In 2019, a reporter interviewed a notable presidential candidate on a well-kept secret. The reporter? John Hendrickson, just a few months into his new job at The Atlantic. The candidate? Former vice president of the United States, Joe Biden. And the secret: his stutter.
At that point, we didn’t know much about Biden’s speech disorder — he’d become an expert at hiding it, working around his stutter with word substitutions, and maneuvering strategically out of difficult moments. But Hendrickson saw through the maneuvers, noticed the thoughtful pauses that were really the “blocks” characteristic of stuttering. He identified the coping mechanisms because he’d used similar ones his entire life. In January 2023, four years after writing an acclaimed, vibrantly human story on the potential president-elect’s lingering stutter, Hendrickson published a book detailing his own experience with the disorder.
“Life on Delay: Making Peace with a Stutter” is a slim, modest-looking book, a soothing shade of green, its cover more blank space than words. It happened to be facing out on a shelf I was walking by. I was startled by a quote on the first page, sourced from Stoic philosopher Marcus Aurelius’ “Meditations.” Even then, before any doctor had named the thing that was keeping my voice from functioning normally, I felt like this book was speaking to me:
Days after reaching the last page, I would be diagnosed with my own speech disorder — a different one, but similarly strange, and resistant to treatment. With a condition like that, one that does not pass, it is necessary to believe this: what stands in the way becomes the way. What you have been made to feel is “wrong” with you is, plainly, a part of you, and you must honor it as your reality; forgive yourself for it (I’ve finally begun that process, thanks to some good doctors, my friends, and a little green book).
Hendrickson begins his book with the Biden story. We are introduced to our narrator as the self-actualized stutterer, someone who sidesteps his problem deftly enough to have reached undeniable, professional success. But Hendrickson shatters any assumption of an easy path, taking us into a fraught adolescence shaped by his struggles with speech. He describes the dreadful visits to therapists hired by his parents to cure him, the terror of being asked to introduce himself on the first day of school (stutterers have the hardest time saying their own names, he says), and the abuse inflicted by a rageful older brother who thought a stutter was something you could bully out of someone.

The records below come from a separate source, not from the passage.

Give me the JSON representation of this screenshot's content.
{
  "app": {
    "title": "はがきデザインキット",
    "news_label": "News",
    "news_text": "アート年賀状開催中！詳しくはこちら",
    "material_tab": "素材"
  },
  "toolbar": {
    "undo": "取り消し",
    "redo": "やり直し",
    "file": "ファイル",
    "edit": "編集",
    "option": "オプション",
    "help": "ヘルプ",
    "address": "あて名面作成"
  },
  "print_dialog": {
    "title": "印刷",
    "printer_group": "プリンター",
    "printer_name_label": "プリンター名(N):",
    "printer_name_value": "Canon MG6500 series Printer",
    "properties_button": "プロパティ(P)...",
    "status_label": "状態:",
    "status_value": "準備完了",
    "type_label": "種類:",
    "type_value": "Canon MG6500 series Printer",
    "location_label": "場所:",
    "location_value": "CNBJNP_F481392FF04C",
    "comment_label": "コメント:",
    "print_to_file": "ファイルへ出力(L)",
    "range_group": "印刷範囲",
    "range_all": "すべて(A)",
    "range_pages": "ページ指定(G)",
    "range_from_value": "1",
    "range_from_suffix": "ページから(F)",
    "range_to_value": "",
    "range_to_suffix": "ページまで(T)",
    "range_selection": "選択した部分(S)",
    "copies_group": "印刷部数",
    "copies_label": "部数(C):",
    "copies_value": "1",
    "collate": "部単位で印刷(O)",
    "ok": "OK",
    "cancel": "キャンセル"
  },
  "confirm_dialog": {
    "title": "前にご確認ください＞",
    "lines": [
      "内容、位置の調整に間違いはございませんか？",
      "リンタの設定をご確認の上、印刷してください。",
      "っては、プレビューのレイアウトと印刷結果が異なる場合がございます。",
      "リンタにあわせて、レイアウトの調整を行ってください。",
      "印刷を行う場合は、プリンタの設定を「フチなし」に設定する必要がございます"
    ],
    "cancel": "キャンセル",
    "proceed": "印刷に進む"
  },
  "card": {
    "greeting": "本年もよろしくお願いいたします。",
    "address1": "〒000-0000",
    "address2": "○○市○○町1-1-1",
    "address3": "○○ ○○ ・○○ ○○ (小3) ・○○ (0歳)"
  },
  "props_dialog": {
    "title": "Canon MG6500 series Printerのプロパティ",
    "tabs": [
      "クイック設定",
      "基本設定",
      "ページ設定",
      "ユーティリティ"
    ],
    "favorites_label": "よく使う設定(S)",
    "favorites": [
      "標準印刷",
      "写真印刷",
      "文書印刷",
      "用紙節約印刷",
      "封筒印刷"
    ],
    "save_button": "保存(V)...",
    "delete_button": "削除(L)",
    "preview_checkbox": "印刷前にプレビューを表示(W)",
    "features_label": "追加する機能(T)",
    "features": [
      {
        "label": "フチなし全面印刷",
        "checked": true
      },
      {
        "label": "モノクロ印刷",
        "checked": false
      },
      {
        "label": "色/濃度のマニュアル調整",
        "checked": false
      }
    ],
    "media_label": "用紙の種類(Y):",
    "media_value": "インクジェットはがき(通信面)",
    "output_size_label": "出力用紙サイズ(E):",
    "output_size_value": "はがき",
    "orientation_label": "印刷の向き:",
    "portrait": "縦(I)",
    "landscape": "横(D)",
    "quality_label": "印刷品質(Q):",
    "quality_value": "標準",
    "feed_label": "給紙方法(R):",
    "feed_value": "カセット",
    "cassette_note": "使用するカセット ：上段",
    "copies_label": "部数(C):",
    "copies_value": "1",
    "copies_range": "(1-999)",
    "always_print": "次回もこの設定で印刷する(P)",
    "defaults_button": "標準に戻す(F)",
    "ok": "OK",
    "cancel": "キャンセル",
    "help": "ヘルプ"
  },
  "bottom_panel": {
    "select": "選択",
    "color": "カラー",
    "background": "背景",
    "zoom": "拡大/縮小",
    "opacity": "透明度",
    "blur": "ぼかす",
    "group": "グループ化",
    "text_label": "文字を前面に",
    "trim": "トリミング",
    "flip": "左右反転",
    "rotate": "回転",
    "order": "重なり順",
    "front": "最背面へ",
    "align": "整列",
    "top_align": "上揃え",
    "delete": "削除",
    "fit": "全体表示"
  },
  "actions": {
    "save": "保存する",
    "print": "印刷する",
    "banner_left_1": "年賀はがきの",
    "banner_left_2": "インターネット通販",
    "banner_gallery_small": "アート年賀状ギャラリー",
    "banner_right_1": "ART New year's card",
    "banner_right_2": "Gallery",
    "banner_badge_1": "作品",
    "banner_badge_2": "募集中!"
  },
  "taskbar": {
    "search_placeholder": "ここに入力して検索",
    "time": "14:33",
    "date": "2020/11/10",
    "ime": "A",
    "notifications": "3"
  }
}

He describes the Look: pity, bewilderment, impatience, panic (sometimes, anger). The raised brows, narrowed eyes. A sudden tension, or cringing in the listener’s face (a teacher, a coworker, the waiter taking your order, a customer who just asked you a question), when they register the strangeness of your speech, the unpredictability of the impending interaction, the friction.
My own voice can prompt a certain look. Spasmodic dysphonia causes random breaks in the voice, like a radio that can’t quite find its signal, cutting in and out. To the average listener, spasmodic dysphonia can sound like extreme anxiety, or a bad cold (It’s no wonder why my speech often invites a well-meaning question about my health or a sympathetic look in the eyes). Thankfully, there are other modes of communication.
Hendrickson got his first writing job at The Denver Post after an editor read some samples and decided he liked Hendrickson’s voice — his writing voice, which had become clear and discerning after four years in the English program and student newsroom at Penn State University. As a new music reporter at the Post, he stuttered through the phone calls and interviews, surviving on his love for stories and songs. Hendrickson generously takes us through his formative reporting experiences, creating a compelling narrative about his life in journalism. Indeed, his journalistic sensibilities shine in his writing of “Life on Delay” as he builds the story with fascinating, emotionally rich interviews, the sources ranging from experts on stuttering, to ex-girlfriends, to the sitting president of the United States, to the older brother that made his childhood an unrelenting hell.
There is one interview that left me stunned: a conversation between Hendrickson and an artist who goes by JJJJJerome Ellis (the spelling a tribute to his stutter, and an accurate transcription of how it sounds when he says his own name). Ellis’ stutter involves long, painful blocks, during which his chest tightens and breath falters. While these periods of disfluency can make speaking an embarrassing, excruciating process, Ellis has developed a kind of spiritual relationship with those moments:
“‘I kind of leave my body, and then I only come back once the block is over,’ he said. ‘It’s as if my mouth is the front door, and I leave through the back somewhere… in the space of the block, there is, for me, an exceptionally profound freedom that arises.'”
When I open my mouth to speak, I’m never quite sure what will come out. The moment between the breath and the phrase is like peering over the edge of a cliff — there is a feeling of danger, and the urge to retreat to safety. But what if that empty space is trying to tell me something? What if what stands in the way, is the way? Hendrickson asks us to consider the freedom in friction; the transformative power of the block; the meaning and musicality created by a life on delay.